It’s one of the most unique conferences in the gaming industry. The World Game Protection Conference focuses on arguably the most important area of any casino hotel: surveillance and security. After all, if you don’t keep the customers safe, they won’t return and if you don’t maintain the integrity of the games, you won’t be in business long.
Held last month at Paris Las Vegas, the third annual WGPC attracted a record number of attendees and exhibitors. Attendees were from almost every jurisdiction in North America with many international visitors as well. They were attracted by dynamic conference sessions, as well as the option to view the unique products and services of some of the industry’s most important vendors.
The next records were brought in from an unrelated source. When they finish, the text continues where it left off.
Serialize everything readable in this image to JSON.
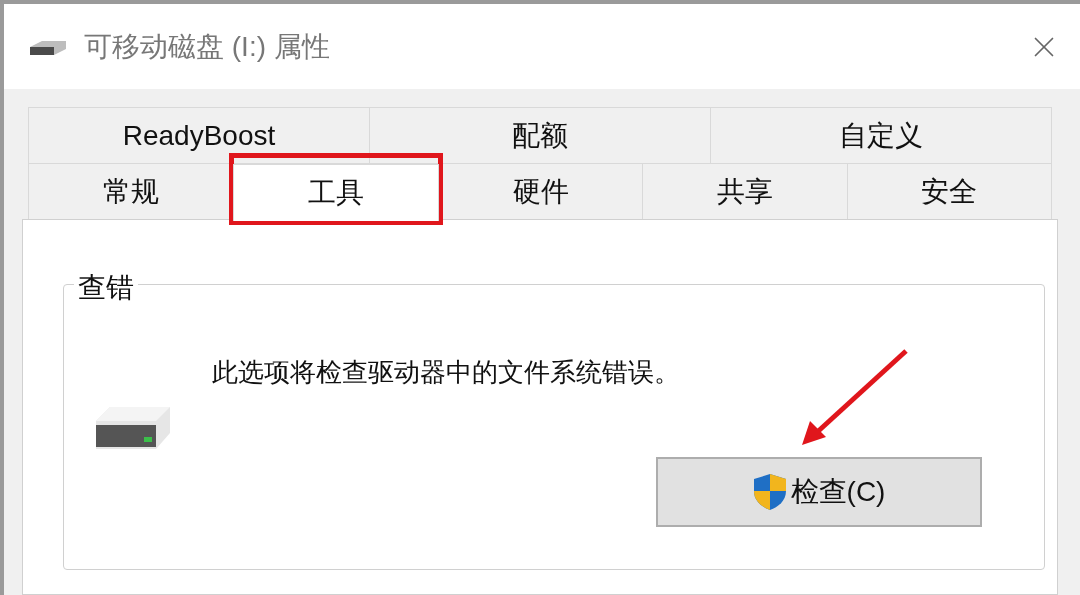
{
  "window": {
    "title": "可移动磁盘 (I:) 属性"
  },
  "tab_rows": [
    [
      {
        "label": "ReadyBoost",
        "selected": false
      },
      {
        "label": "配额",
        "selected": false
      },
      {
        "label": "自定义",
        "selected": false
      }
    ],
    [
      {
        "label": "常规",
        "selected": false
      },
      {
        "label": "工具",
        "selected": true
      },
      {
        "label": "硬件",
        "selected": false
      },
      {
        "label": "共享",
        "selected": false
      },
      {
        "label": "安全",
        "selected": false
      }
    ]
  ],
  "group": {
    "title": "查错",
    "description": "此选项将检查驱动器中的文件系统错误。",
    "button": "检查(C)"
  }
}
The highlight of the conference was a session featuring the “father” of blackjack card counting, Dr. Edward O. Thorp. The publication of his book, Beat the Dealer, in 1962 revolutionized the game of blackjack. A renowned mathematician, Thorp actually started devising a system to beat roulette in the mid-1950s when he switched to blackjack after reading a paper by some MIT graduate students on the game. The card-counting system he introduced in the book is still used today, as well as other systems he has developed over the years. Thorp spent the WGPC session explaining how he developed the system and why, how the casinos combated his system, and what he thought of how the popularity of card counting has endured for more than 50 years.
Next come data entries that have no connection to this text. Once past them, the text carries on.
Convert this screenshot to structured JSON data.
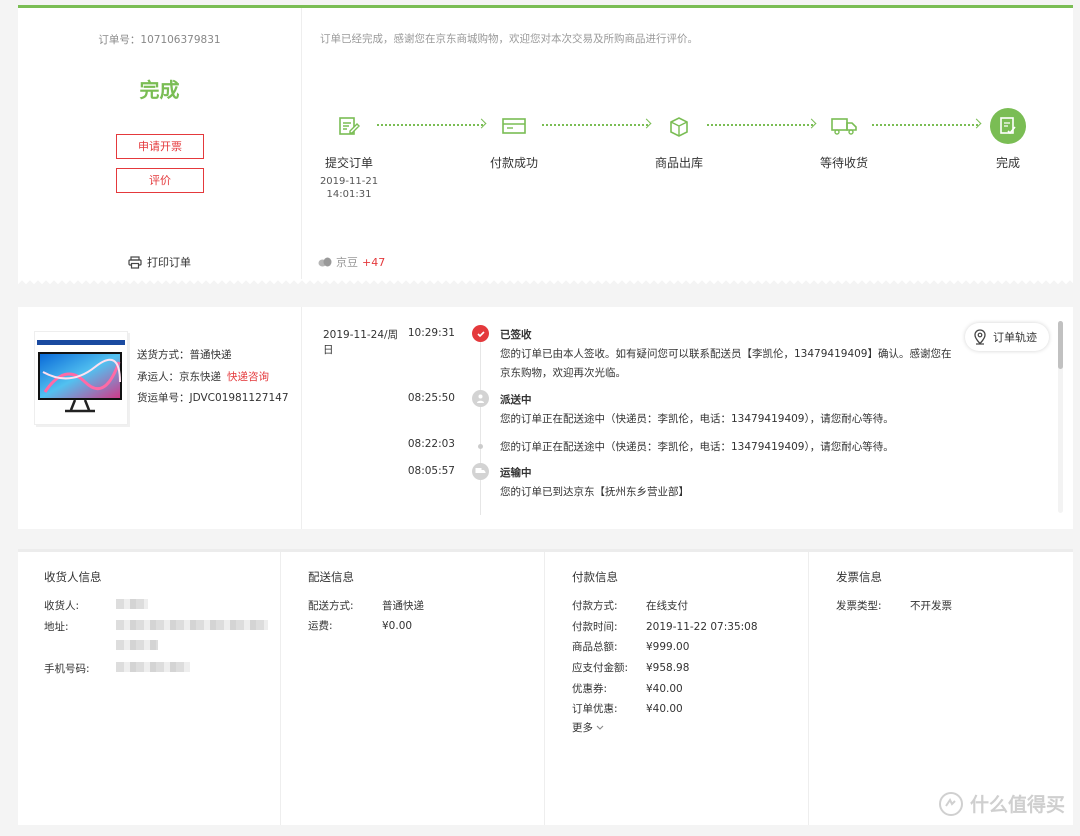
{
  "order": {
    "number_label": "订单号：",
    "number": "107106379831",
    "status": "完成",
    "invoice_button": "申请开票",
    "review_button": "评价",
    "print_label": "打印订单",
    "notice": "订单已经完成，感谢您在京东商城购物，欢迎您对本次交易及所购商品进行评价。",
    "beans_label": "京豆",
    "beans_value": "+47"
  },
  "steps": [
    {
      "label": "提交订单",
      "date": "2019-11-21",
      "time": "14:01:31",
      "icon": "edit-order-icon"
    },
    {
      "label": "付款成功",
      "icon": "payment-card-icon"
    },
    {
      "label": "商品出库",
      "icon": "package-icon"
    },
    {
      "label": "等待收货",
      "icon": "truck-icon"
    },
    {
      "label": "完成",
      "icon": "complete-icon"
    }
  ],
  "shipping": {
    "method_label": "送货方式：",
    "method": "普通快递",
    "carrier_label": "承运人：",
    "carrier": "京东快递",
    "consult_link": "快递咨询",
    "tracking_label": "货运单号：",
    "tracking_no": "JDVC01981127147",
    "route_button": "订单轨迹"
  },
  "tracking": [
    {
      "date": "2019-11-24/周日",
      "time": "10:29:31",
      "title": "已签收",
      "desc": "您的订单已由本人签收。如有疑问您可以联系配送员【李凯伦，13479419409】确认。感谢您在京东购物，欢迎再次光临。"
    },
    {
      "time": "08:25:50",
      "title": "派送中",
      "desc": "您的订单正在配送途中（快递员：李凯伦，电话：13479419409），请您耐心等待。"
    },
    {
      "time": "08:22:03",
      "desc": "您的订单正在配送途中（快递员：李凯伦，电话：13479419409），请您耐心等待。"
    },
    {
      "time": "08:05:57",
      "title": "运输中",
      "desc": "您的订单已到达京东【抚州东乡营业部】"
    }
  ],
  "consignee": {
    "heading": "收货人信息",
    "name_label": "收货人:",
    "address_label": "地址:",
    "phone_label": "手机号码:"
  },
  "delivery": {
    "heading": "配送信息",
    "method_label": "配送方式:",
    "method": "普通快递",
    "fee_label": "运费:",
    "fee": "¥0.00"
  },
  "payment": {
    "heading": "付款信息",
    "rows": [
      {
        "k": "付款方式:",
        "v": "在线支付"
      },
      {
        "k": "付款时间:",
        "v": "2019-11-22 07:35:08"
      },
      {
        "k": "商品总额:",
        "v": "¥999.00"
      },
      {
        "k": "应支付金额:",
        "v": "¥958.98"
      },
      {
        "k": "优惠券:",
        "v": "¥40.00"
      },
      {
        "k": "订单优惠:",
        "v": "¥40.00"
      }
    ],
    "more": "更多"
  },
  "invoice": {
    "heading": "发票信息",
    "type_label": "发票类型:",
    "type": "不开发票"
  },
  "watermark": "什么值得买",
  "colors": {
    "accent_green": "#7abd54",
    "accent_red": "#e4393c"
  }
}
Another popular presentation featured Bob Arno, the “Thief Catcher,” who demonstrated why pickpockets love the casino environment. He explained how to spot thieves in a casino using body language, tells and other methods.
The conference also featured some “nuts-and-bolts” presentations that focused on compliance, procedures, marked cards, employee theft and more.
The organizer of the conference, Willy Allison, president of World Game Protection Inc., a company dedicated to providing information to maintain the integrity and profitability of casino games, says the event was a success.
“The quality of the speakers, attendees and exhibitors was exceptional and it’s great to see the World Game Protection network continue to grow,” he says.